Thriving School Psych Thriving Students

The Dreaded Plank.

It didn’t take me long in my career to realize that one of the best things I could do for my students was to practice what I preach and use good coping skills. You know, modeling how to put on your oxygen mask before assisting others and whatnot. I soon learned that if I didn’t exercise regularly, I wasn’t releasing the endorphins I needed to counteract bureaucracy monsters, crises, and vicarious trauma of the job. So I married a personal trainer.

Okay, fine, that’s not why I married him, but it sure was a fantastic bonus prize. Even though he has since changed careers and is now a professional photographer, I still make him make me work out from time to time.

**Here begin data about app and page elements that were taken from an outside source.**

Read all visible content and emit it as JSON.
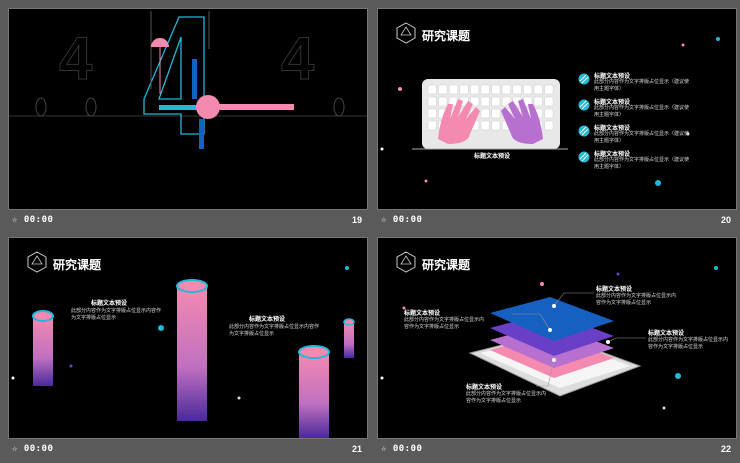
{
  "slides": [
    {
      "number": "19",
      "time": "00:00"
    },
    {
      "number": "20",
      "time": "00:00",
      "title": "研究课题",
      "keyboard_caption": "标题文本预设",
      "items": [
        {
          "heading": "标题文本预设",
          "body": "此部分内容作为文字排版占位显示（建议使用主题字体）"
        },
        {
          "heading": "标题文本预设",
          "body": "此部分内容作为文字排版占位显示（建议使用主题字体）"
        },
        {
          "heading": "标题文本预设",
          "body": "此部分内容作为文字排版占位显示（建议使用主题字体）"
        },
        {
          "heading": "标题文本预设",
          "body": "此部分内容作为文字排版占位显示（建议使用主题字体）"
        }
      ]
    },
    {
      "number": "21",
      "time": "00:00",
      "title": "研究课题",
      "labels": [
        {
          "heading": "标题文本预设",
          "body": "此部分内容作为文字排版占位显示内容作为文字排版占位显示"
        },
        {
          "heading": "标题文本预设",
          "body": "此部分内容作为文字排版占位显示内容作为文字排版占位显示"
        }
      ]
    },
    {
      "number": "22",
      "time": "00:00",
      "title": "研究课题",
      "labels": [
        {
          "heading": "标题文本预设",
          "body": "此部分内容作为文字排版占位显示内容作为文字排版占位显示"
        },
        {
          "heading": "标题文本预设",
          "body": "此部分内容作为文字排版占位显示内容作为文字排版占位显示"
        },
        {
          "heading": "标题文本预设",
          "body": "此部分内容作为文字排版占位显示内容作为文字排版占位显示"
        },
        {
          "heading": "标题文本预设",
          "body": "此部分内容作为文字排版占位显示内容作为文字排版占位显示"
        }
      ]
    }
  ],
  "slide19_digits": [
    "4",
    "4",
    "4"
  ],
  "colors": {
    "cyan": "#22b8d8",
    "pink": "#f48ab0",
    "purple": "#6a3fc8",
    "blue": "#1560c0",
    "frame": "#777777"
  },
  "icons": {
    "footer": "sparkle-icon",
    "logo": "geodesic-icon"
  }
}
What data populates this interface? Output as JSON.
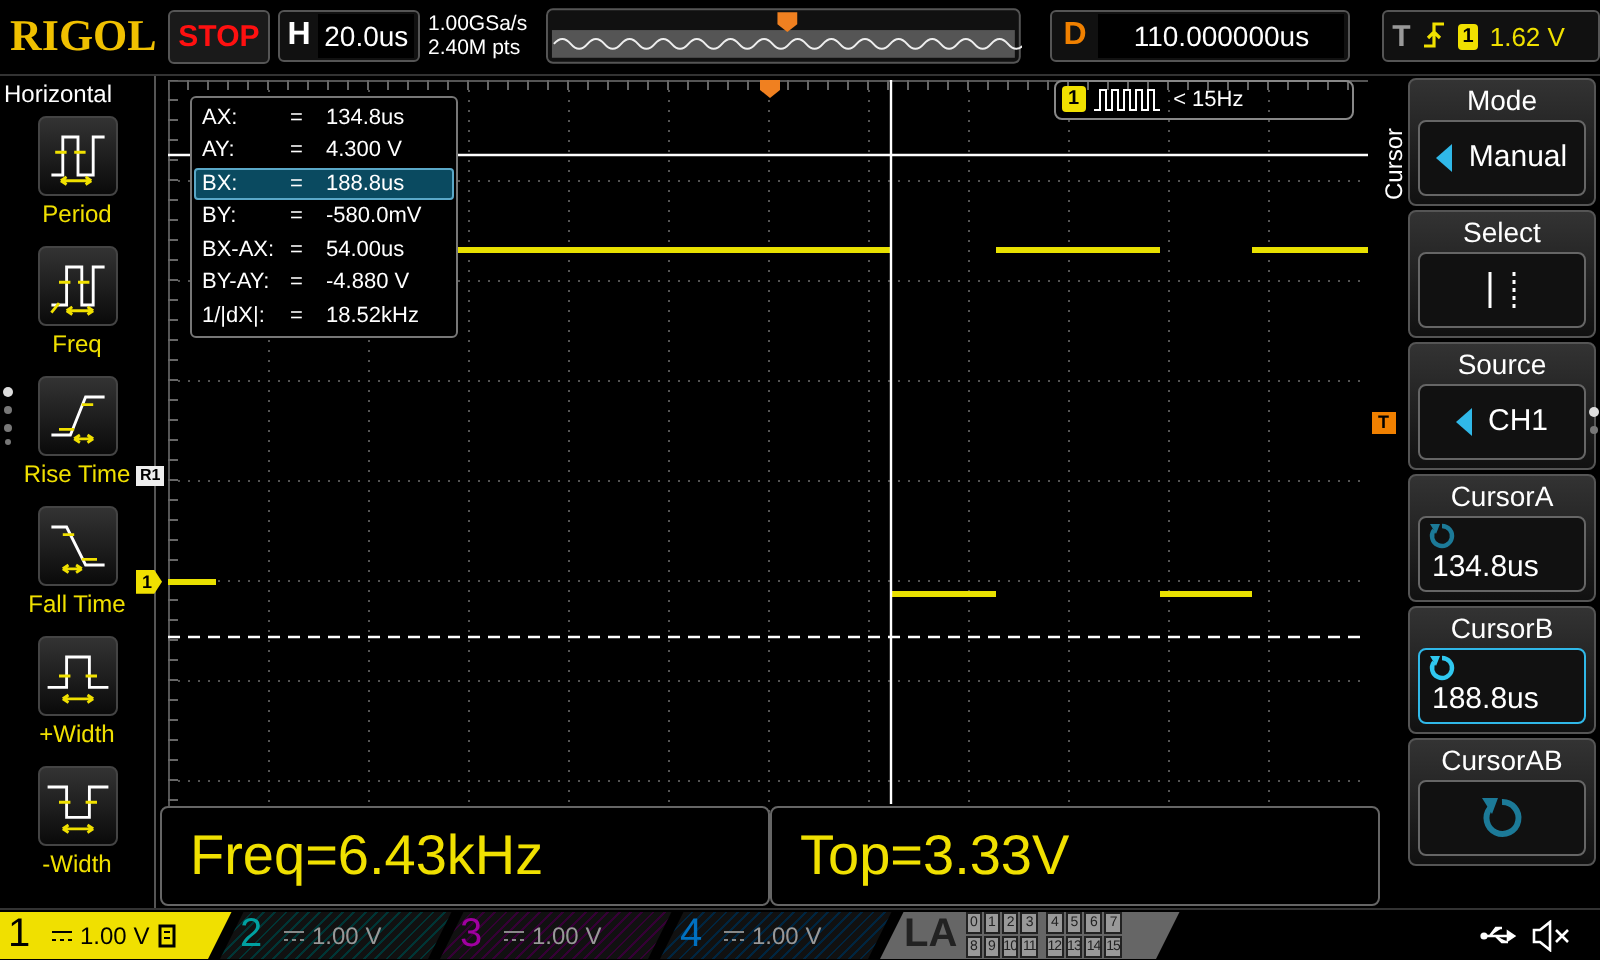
{
  "top_bar": {
    "logo": "RIGOL",
    "run_state": "STOP",
    "horizontal": {
      "label": "H",
      "value": "20.0us"
    },
    "sample_rate": "1.00GSa/s",
    "memory_depth": "2.40M pts",
    "delay": {
      "label": "D",
      "value": "110.000000us"
    },
    "trigger": {
      "label": "T",
      "channel": "1",
      "level": "1.62 V"
    }
  },
  "left_menu": {
    "title": "Horizontal",
    "items": [
      {
        "kind": "period",
        "label": "Period"
      },
      {
        "kind": "freq",
        "label": "Freq"
      },
      {
        "kind": "rise",
        "label": "Rise Time"
      },
      {
        "kind": "fall",
        "label": "Fall Time"
      },
      {
        "kind": "pwidth",
        "label": "+Width"
      },
      {
        "kind": "nwidth",
        "label": "-Width"
      }
    ]
  },
  "screen": {
    "reference_marker": "R1",
    "channel_marker": "1",
    "trigger_level_marker": "T",
    "cursor_readout": [
      {
        "label": "AX:",
        "sign": "=",
        "value": "134.8us",
        "selected": false
      },
      {
        "label": "AY:",
        "sign": "=",
        "value": "4.300 V",
        "selected": false
      },
      {
        "label": "BX:",
        "sign": "=",
        "value": "188.8us",
        "selected": true
      },
      {
        "label": "BY:",
        "sign": "=",
        "value": "-580.0mV",
        "selected": false
      },
      {
        "label": "BX-AX:",
        "sign": "=",
        "value": "54.00us",
        "selected": false
      },
      {
        "label": "BY-AY:",
        "sign": "=",
        "value": "-4.880 V",
        "selected": false
      },
      {
        "label": "1/|dX|:",
        "sign": "=",
        "value": "18.52kHz",
        "selected": false
      }
    ],
    "trigger_counter": {
      "channel": "1",
      "value": "< 15Hz"
    },
    "measurements": [
      {
        "text": "Freq=6.43kHz"
      },
      {
        "text": "Top=3.33V"
      }
    ]
  },
  "side_menu": {
    "title": "Cursor",
    "items": [
      {
        "kind": "select",
        "label": "Mode",
        "value": "Manual",
        "selected": false
      },
      {
        "kind": "cursor-pair",
        "label": "Select",
        "selected": false
      },
      {
        "kind": "select",
        "label": "Source",
        "value": "CH1",
        "selected": false
      },
      {
        "kind": "knob",
        "label": "CursorA",
        "value": "134.8us",
        "selected": false
      },
      {
        "kind": "knob",
        "label": "CursorB",
        "value": "188.8us",
        "selected": true
      },
      {
        "kind": "knob",
        "label": "CursorAB",
        "selected": false
      }
    ]
  },
  "channels": [
    {
      "number": "1",
      "scale": "1.00 V",
      "on": true,
      "color": "#f0e000"
    },
    {
      "number": "2",
      "scale": "1.00 V",
      "on": false,
      "color": "#00a0a0"
    },
    {
      "number": "3",
      "scale": "1.00 V",
      "on": false,
      "color": "#a000a0"
    },
    {
      "number": "4",
      "scale": "1.00 V",
      "on": false,
      "color": "#0070c0"
    }
  ],
  "logic_analyzer": {
    "label": "LA",
    "bits": [
      "0",
      "1",
      "2",
      "3",
      "4",
      "5",
      "6",
      "7",
      "8",
      "9",
      "10",
      "11",
      "12",
      "13",
      "14",
      "15"
    ]
  }
}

At first, it’s weird to have your husband telling you to drop and give him 20 pushups, but once you get over that, it’s awesome. I mean, free in-home training! With a dreamy trainer! Wait, where was I? Oh yes, coping skills.

This morning I had a session with my hubby and he told me to start with a plank. For those of you who don’t know, a plank is an evil yoga move that basically makes you hold your body weight up in a high pushup until your stomach and arms burst into flames. So I get in the plank position and hubby starts telling a story. After about 10 seconds, I am starting to feel the burn. Hubby continues with his story. 10 or 20 more seconds go by. His story goes on. I freak out on him: “You can’t just leave me here in plank position without a road map! I need to know how long I have to suffer!,” I cry out. Taken aback, he said, with encouragement, “10 more seconds, honey. You can do it.” And I did.

It reminds me so much of the kid during testing who always asks, “How much longer do we have?” after every single subtest. Learning is difficult for these kids. It doesn’t come easy and it is hard to persist without a road map. They want to know how long they have to suffer, just like I did in the dreaded plank. So today, when testing a kid with a severe learning disability and emotional disturbance, he immediately asked, “How long do I have to stay here?” I showed him the protocol and how many we were going to do, and had him check them off after each accomplishment. He tried to quit several times. I went back to the roadmap, and encouraged him to continue. He did. It was the most I’ve gotten out of one of my severe needs students in a long time.

Thank you, dreaded plank. And thank you, patient hubby. Now I can only adopt a growth mindset and hope that the plank gets easier for me with practice, and learning to persist with challenging tasks gets easier for my kiddos with practice too…

Sharing is caring!

Comments on The Dreaded Plank.

  1. Mrs. Reality says:

    So many of my kids need tasks broken up into tangible time frames "before lunch" or "after pe". Isn't it interesting how we forget that we need to visualize the finish line, but forget to provide it for the kids?

    Really enjoying the blog! I have tons of kids who go through the full eval process, and love our own school psych. Your perspective really opens up a different world to us gen ed teachers!

  2. Sioux says:

    What a great idea. I like having an agenda in a meeting, and feeling like like progress is being made as I make little checkmarks after every item is discussed.

    Clever title. I imagined you had been forced to "walk the plank." However, death by pirate's sword is preferable to THAT kind of plank.

  3. luckeyfrog says:

    I think it's so important to put up schedules because certain kids thrive on knowing what's coming up next.

    I had a class of kids for summer school that were all considered high risk- which means they rarely come out of a test feeling good, and at the end of summer school, we had a lot of them to take. On one day in particular, we had a lot to finish up and I knew it'd be frustrating for them. I put a list of the tests on the board so they could see what we had to take, and then I let one of them cross off each one when we finished.

    It was one of those spur-of-the-moment ideas that worked out so well. Turns out, the kids are just like me- incredibly satisfied when I can cross even one tiny task off of a list and see that I'm making progress!

  4. Anonymous says:

    I also like "Time Timers" because they are very visual and less abstract.

Leave a Reply

Your email address will not be published. Required fields are marked *